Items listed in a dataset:

+ + +

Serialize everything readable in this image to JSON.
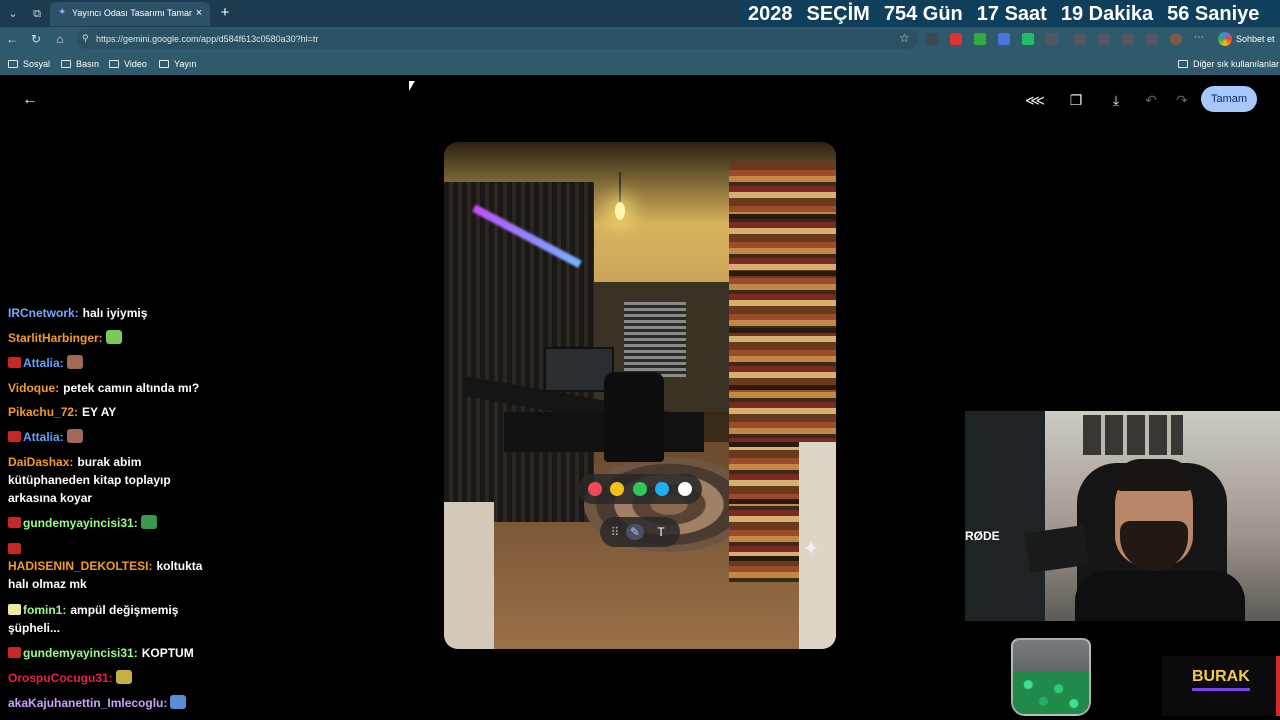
{
  "browser": {
    "tab_title": "Yayıncı Odası Tasarımı Tamamlandı",
    "url": "https://gemini.google.com/app/d584f613c0580a30?hl=tr",
    "chat_button_label": "Sohbet et",
    "bookmarks": [
      "Sosyal",
      "Basın",
      "Video",
      "Yayın"
    ],
    "other_bookmarks": "Diğer sık kullanılanlar"
  },
  "countdown": {
    "parts": [
      "2028",
      "SEÇİM",
      "754 Gün",
      "17 Saat",
      "19 Dakika",
      "56 Saniye"
    ],
    "background": "#103f5c"
  },
  "app": {
    "done_button": "Tamam",
    "done_color": "#a8c7fa",
    "icons": [
      "back-arrow-icon",
      "share-icon",
      "copy-icon",
      "download-icon",
      "undo-icon",
      "redo-icon"
    ]
  },
  "palette": {
    "colors": [
      "#f04a5a",
      "#f3c015",
      "#31c85a",
      "#1fb0ef",
      "#ffffff"
    ]
  },
  "tools": [
    "grid-handle-icon",
    "pen-icon",
    "text-icon"
  ],
  "tool_text_label": "T",
  "chat": [
    {
      "user": "IRCnetwork:",
      "color": "#79a9ff",
      "msg": "halı iyiymiş"
    },
    {
      "user": "StarlitHarbinger:",
      "color": "#f59a23",
      "msg": ""
    },
    {
      "user": "Attalia:",
      "color": "#5fa0ff",
      "msg": ""
    },
    {
      "user": "Vidoque:",
      "color": "#f59a23",
      "msg": "petek camın altında mı?"
    },
    {
      "user": "Pikachu_72:",
      "color": "#f59a23",
      "msg": "EY AY"
    },
    {
      "user": "Attalia:",
      "color": "#5fa0ff",
      "msg": ""
    },
    {
      "user": "DaiDashax:",
      "color": "#f59a23",
      "msg": "burak abim"
    },
    {
      "user": "",
      "color": "#ffffff",
      "msg": "kütüphaneden kitap toplayıp"
    },
    {
      "user": "",
      "color": "#ffffff",
      "msg": "arkasına koyar"
    },
    {
      "user": "gundemyayincisi31:",
      "color": "#9cfc8a",
      "msg": ""
    },
    {
      "user": "HADISENIN_DEKOLTESI:",
      "color": "#f59a23",
      "msg": "koltukta"
    },
    {
      "user": "",
      "color": "#ffffff",
      "msg": "halı olmaz mk"
    },
    {
      "user": "fomin1:",
      "color": "#9cfc8a",
      "msg": "ampül değişmemiş"
    },
    {
      "user": "",
      "color": "#ffffff",
      "msg": "şüpheli..."
    },
    {
      "user": "gundemyayincisi31:",
      "color": "#9cfc8a",
      "msg": "KOPTUM"
    },
    {
      "user": "OrospuCocugu31:",
      "color": "#e8204a",
      "msg": ""
    },
    {
      "user": "akaKajuhanettin_Imlecoglu:",
      "color": "#c9a2ff",
      "msg": ""
    }
  ],
  "webcam": {
    "mic_brand": "RØDE"
  },
  "streamer": {
    "name": "BURAK",
    "accent": "#f2c94c"
  }
}
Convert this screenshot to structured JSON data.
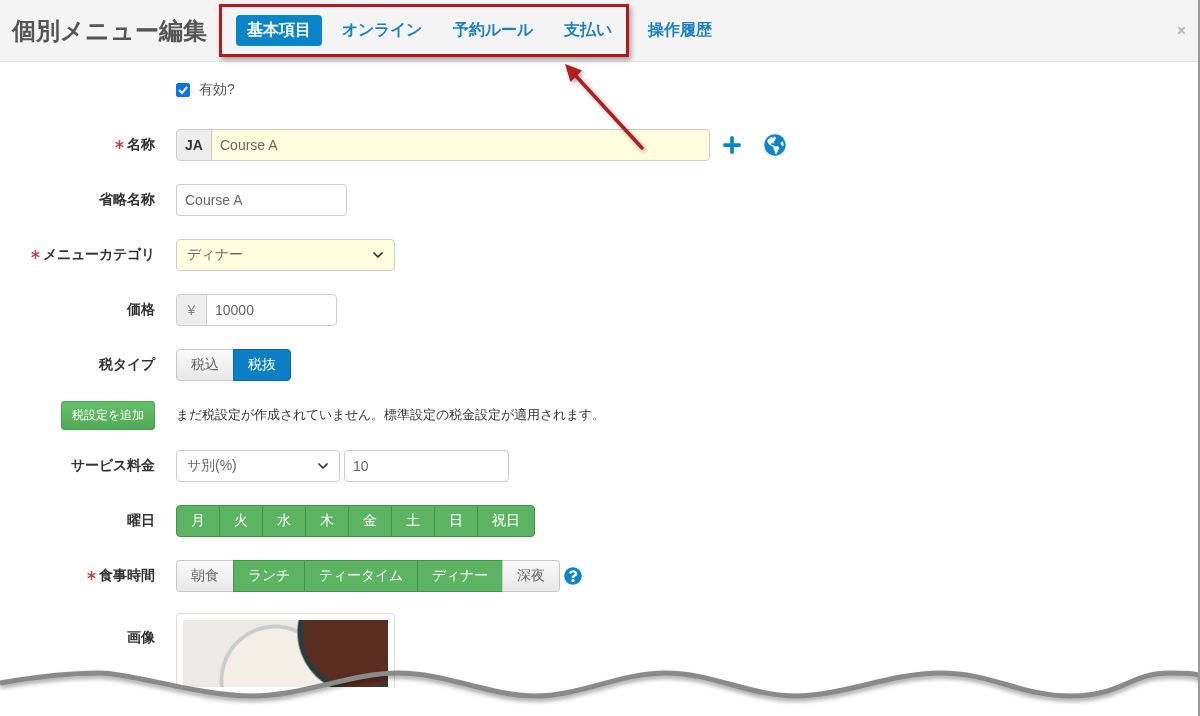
{
  "header": {
    "title": "個別メニュー編集",
    "tabs": [
      {
        "label": "基本項目",
        "selected": true,
        "framed": true
      },
      {
        "label": "オンライン",
        "selected": false,
        "framed": true
      },
      {
        "label": "予約ルール",
        "selected": false,
        "framed": true
      },
      {
        "label": "支払い",
        "selected": false,
        "framed": true
      },
      {
        "label": "操作履歴",
        "selected": false,
        "framed": false
      }
    ]
  },
  "form": {
    "enabled": {
      "label": "有効?",
      "checked": true
    },
    "rows": [
      {
        "kind": "language_text",
        "label": "名称",
        "required": true,
        "language": "JA",
        "value": "Course A"
      },
      {
        "kind": "text",
        "label": "省略名称",
        "required": false,
        "value": "Course A"
      },
      {
        "kind": "select",
        "label": "メニューカテゴリ",
        "required": true,
        "value": "ディナー"
      },
      {
        "kind": "currency",
        "label": "価格",
        "required": false,
        "currency": "¥",
        "value": "10000"
      },
      {
        "kind": "radio_group",
        "label": "税タイプ",
        "required": false,
        "options": [
          {
            "label": "税込",
            "selected": false
          },
          {
            "label": "税抜",
            "selected": true
          }
        ]
      },
      {
        "kind": "action",
        "button": "税設定を追加",
        "note": "まだ税設定が作成されていません。標準設定の税金設定が適用されます。"
      },
      {
        "kind": "select_number",
        "label": "サービス料金",
        "required": false,
        "mode": "サ別(%)",
        "value": "10"
      },
      {
        "kind": "check_group",
        "label": "曜日",
        "required": false,
        "help": false,
        "options": [
          {
            "label": "月",
            "selected": true
          },
          {
            "label": "火",
            "selected": true
          },
          {
            "label": "水",
            "selected": true
          },
          {
            "label": "木",
            "selected": true
          },
          {
            "label": "金",
            "selected": true
          },
          {
            "label": "土",
            "selected": true
          },
          {
            "label": "日",
            "selected": true
          },
          {
            "label": "祝日",
            "selected": true
          }
        ]
      },
      {
        "kind": "check_group",
        "label": "食事時間",
        "required": true,
        "help": true,
        "options": [
          {
            "label": "朝食",
            "selected": false
          },
          {
            "label": "ランチ",
            "selected": true
          },
          {
            "label": "ティータイム",
            "selected": true
          },
          {
            "label": "ディナー",
            "selected": true
          },
          {
            "label": "深夜",
            "selected": false
          }
        ]
      },
      {
        "kind": "image",
        "label": "画像",
        "required": false
      }
    ]
  }
}
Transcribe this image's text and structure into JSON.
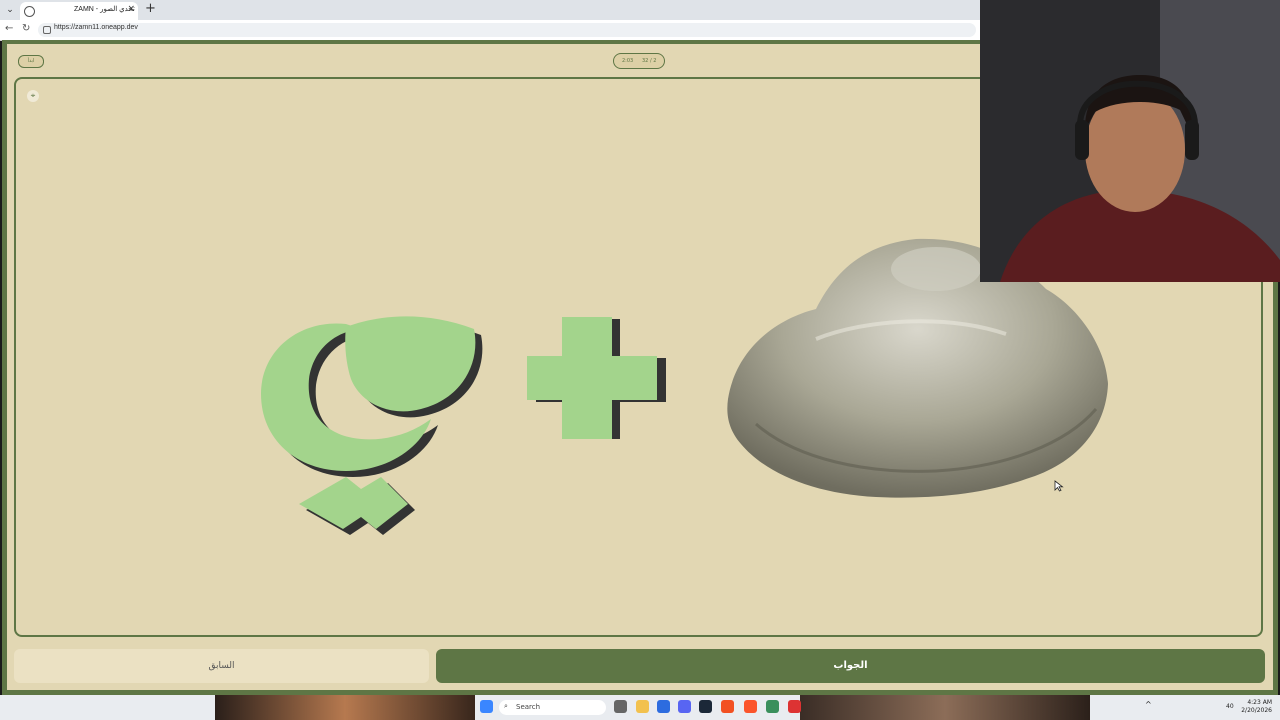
{
  "browser": {
    "tab_title": "ZAMN - تحدي الصور",
    "new_tab": "+",
    "url": "https://zamn11.oneapp.dev"
  },
  "app": {
    "top_left_button": "ابدأ",
    "counter_time": "2:03",
    "counter_progress": "32 / 2",
    "prev_button": "السابق",
    "answer_button": "الجواب",
    "colors": {
      "primary": "#5e7645",
      "background": "#e2d7b3",
      "glyph": "#a3d48c",
      "shadow": "#333333"
    }
  },
  "puzzle": {
    "items": [
      "arabic-letter-glyph",
      "plus-sign",
      "rock-image"
    ]
  },
  "taskbar": {
    "search_placeholder": "Search",
    "time": "4:23 AM",
    "date": "2/20/2026",
    "battery_label": "40"
  }
}
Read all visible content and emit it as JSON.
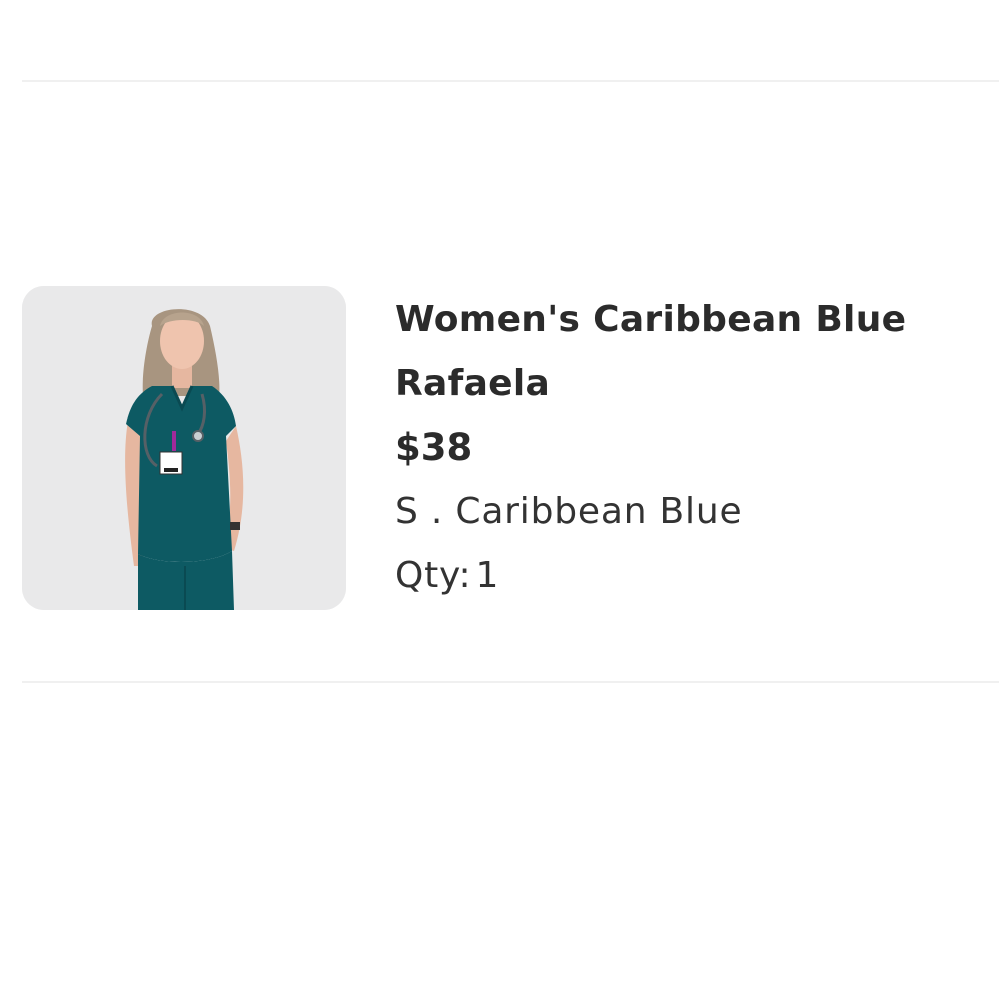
{
  "cart_item": {
    "image_alt": "Woman in Caribbean Blue scrub top with stethoscope",
    "product_title": "Women's Caribbean Blue Rafaela",
    "price": "$38",
    "variant": "S . Caribbean Blue",
    "qty_label": "Qty:",
    "qty_value": "1"
  },
  "colors": {
    "scrub_teal": "#0d5a63",
    "image_background": "#e9e9ea",
    "divider": "#f0f0f0",
    "text": "#2b2b2b"
  }
}
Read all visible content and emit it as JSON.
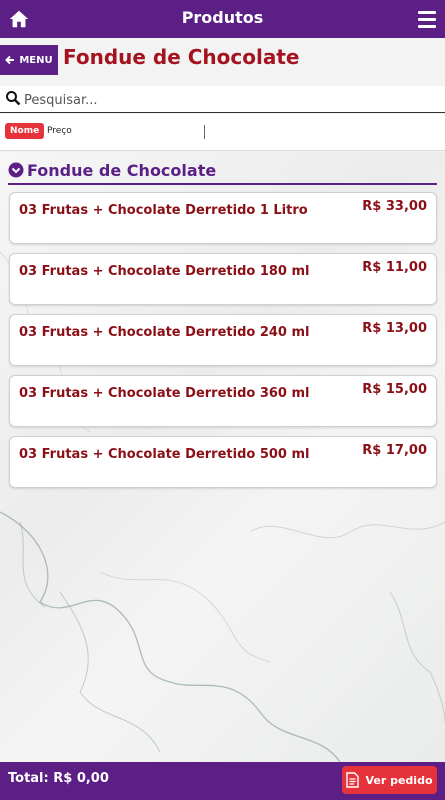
{
  "header": {
    "title": "Produtos",
    "home_icon": "home-icon",
    "menu_icon": "hamburger-icon"
  },
  "nav": {
    "menu_label": "MENU",
    "page_title": "Fondue de Chocolate"
  },
  "search": {
    "placeholder": "Pesquisar..."
  },
  "sort": {
    "nome_label": "Nome",
    "preco_label": "Preço"
  },
  "section": {
    "title": "Fondue de Chocolate"
  },
  "products": [
    {
      "name": "03 Frutas + Chocolate Derretido 1 Litro",
      "price": "R$ 33,00"
    },
    {
      "name": "03 Frutas + Chocolate Derretido 180 ml",
      "price": "R$ 11,00"
    },
    {
      "name": "03 Frutas + Chocolate Derretido 240 ml",
      "price": "R$ 13,00"
    },
    {
      "name": "03 Frutas + Chocolate Derretido 360 ml",
      "price": "R$ 15,00"
    },
    {
      "name": "03 Frutas + Chocolate Derretido 500 ml",
      "price": "R$ 17,00"
    }
  ],
  "footer": {
    "total": "Total: R$ 0,00",
    "ver_pedido": "Ver pedido"
  },
  "colors": {
    "purple": "#5b1f86",
    "red": "#e6323b",
    "dark_red": "#8b0f16"
  }
}
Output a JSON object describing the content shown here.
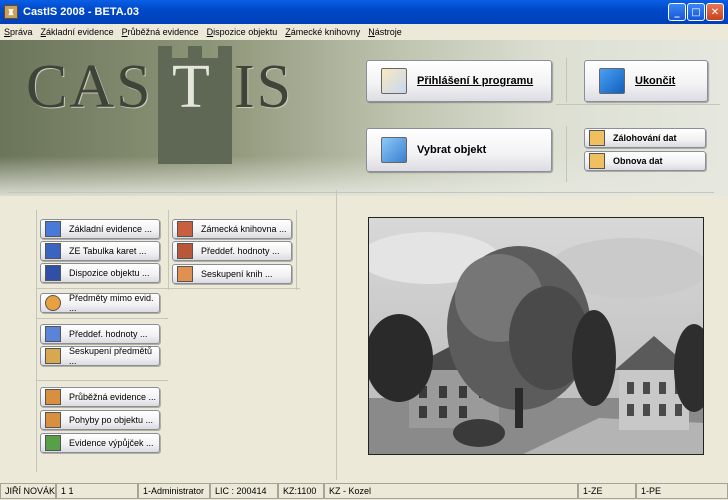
{
  "window": {
    "title": "CastIS 2008 - BETA.03",
    "minimize": "_",
    "maximize": "□",
    "close": "✕"
  },
  "menu": [
    "Správa",
    "Základní evidence",
    "Průběžná evidence",
    "Dispozice objektu",
    "Zámecké knihovny",
    "Nástroje"
  ],
  "logo": {
    "left": "CAS",
    "middle": "T",
    "right": "IS"
  },
  "top_buttons": {
    "login": "Přihlášení k programu",
    "quit": "Ukončit",
    "select_object": "Vybrat objekt",
    "backup": "Zálohování dat",
    "restore": "Obnova dat"
  },
  "left_buttons": {
    "basic_evidence": "Základní evidence ...",
    "ze_table": "ZE Tabulka karet ...",
    "object_disposition": "Dispozice objektu ...",
    "items_outside": "Předměty mimo evid. ...",
    "predef_values": "Předdef. hodnoty ...",
    "item_grouping": "Seskupení předmětů ...",
    "ongoing_evidence": "Průběžná evidence ...",
    "movements": "Pohyby po objektu ...",
    "loans": "Evidence výpůjček ..."
  },
  "library_buttons": {
    "library": "Zámecká knihovna ...",
    "predef_values": "Předdef. hodnoty ...",
    "book_grouping": "Seskupení knih ..."
  },
  "status": {
    "user": "JIŘÍ NOVÁK",
    "num": "1 1",
    "role": "1-Administrator",
    "lic": "LIC : 200414",
    "kz": "KZ:1100",
    "place": "KZ - Kozel",
    "ze": "1-ZE",
    "pe": "1-PE"
  }
}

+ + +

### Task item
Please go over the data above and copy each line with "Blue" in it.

### Result of the task
    "image_alt": "Woman in Caribbean Blue scrub top with stethoscope",
    "product_title": "Women's Caribbean Blue Rafaela",
    "variant": "S . Caribbean Blue",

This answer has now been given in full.